The Fairtax: Opinions of Those in Support of This Tax Code Reform
The FairTax is a popular tax initiative espoused heavily by Neal Boortz. The initiative is considered by many liberal and Democratic politicians and party members to be squarely within the Republican and conservative side of politics, but the idea is gaining wide appeal from all sides of the political spectrum. It does, however, receive the most support from the Libertarian and conservative bases where the idea originated. A counter-proposal known as the Flat Tax has been circulated in response to the FairTax.
The Fairtax has a home web page where you can find out more information regarding the concept, find out what initiatives are currently being bandied about Congress, read others' opinions of the bill, sign the petition in support of the bill, or even make one-time or continuing financial donations in hopes of speeding the bill's passage. The following is the rhetoric of those who support the FairTax only; a subsequent article featuring opposition opinion will be published as well.
The FairTax Initiative claims that it will do exactly what the title picture suggests: it will take the massive tax code with all of its rules and regulations (pictured with U.S. Representative John Linder from Georgia's 7th district) and destroy it. No more IRS, no more income tax, and the money that you see on your paycheck is the money that you take home from your job. FairTax proponents, including the chief espousing persona of Neal Boortz, believe that the FairTax Bill has the potential to enhance our economic prosperity by increasing the flow of money to our own nation.

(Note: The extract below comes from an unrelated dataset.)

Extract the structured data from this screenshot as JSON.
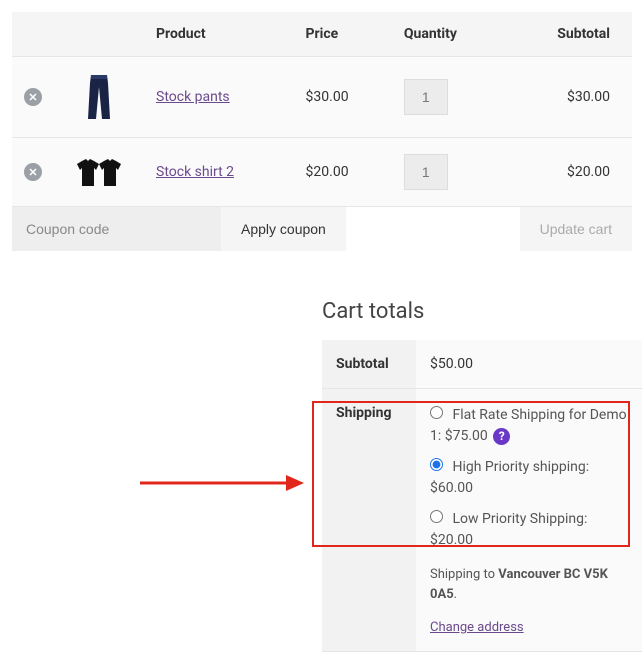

Where is the Proof?
This is an excellent question, because there is no proof. Without scientific testing, such as actually implementing the FairTax, there is no way to prove that it works. I read the FairTax book cover to cover, and though it often suggests that much scientific research was done to ensure that this bill is legitmate (including describing the millions of dollars given to a number of Ivy League researchers to come up with this idea), it never pinpoints where the results of this research is located. I took the time to look this up for you; you can find the original paper now used by proponents of the FairTax here, but if you do not like reading through dense language, you can tune into my article regarding the claims of the paper. The paper's title is "The Economic Impact of the National Sales Tax"; it was published May 18, 1997 by Dale W. Jorgenson, Harvard professor.
In short, the FairTax claims to do the following as a collective bill:
1. Destroy income taxes.
2. Destroy capital gains taxes.
3. Replace all income-related taxes with a "value-added" tax.
4. Create a revenue-neutral (government loses no money) tax reform by making the national sales tax about 20%-30%.
5. Put money back into the hands of the United States by forcing all who visit to pay our taxes (including illegal aliens) and making tax evasion impossible.
6. Eliminate the need for the waste of the IRS, its burdensome and complicated tax code, and all of the red tape and confusing regulations that make April a hated month in the United States.
The jury is out about whether or not this tax will do as it claims. So far, the debate surrounding this bill has been furiously and disappointingly partisan, which always means that no intellectual, academic, or tangible progress is being made. Though it is the opinion of many that the FairTax is a brilliant and worthy idea, it is not yet the opinion of all. The best resource I have found that may enable you to unravel the mystery for yourself is at John Linder's research page: http://linderfairtax.house.gov/index.cfm?FuseAction=Research.Results&Keywords=fairtax. The page claims it pulls up academic papers by opposition as well as proponents.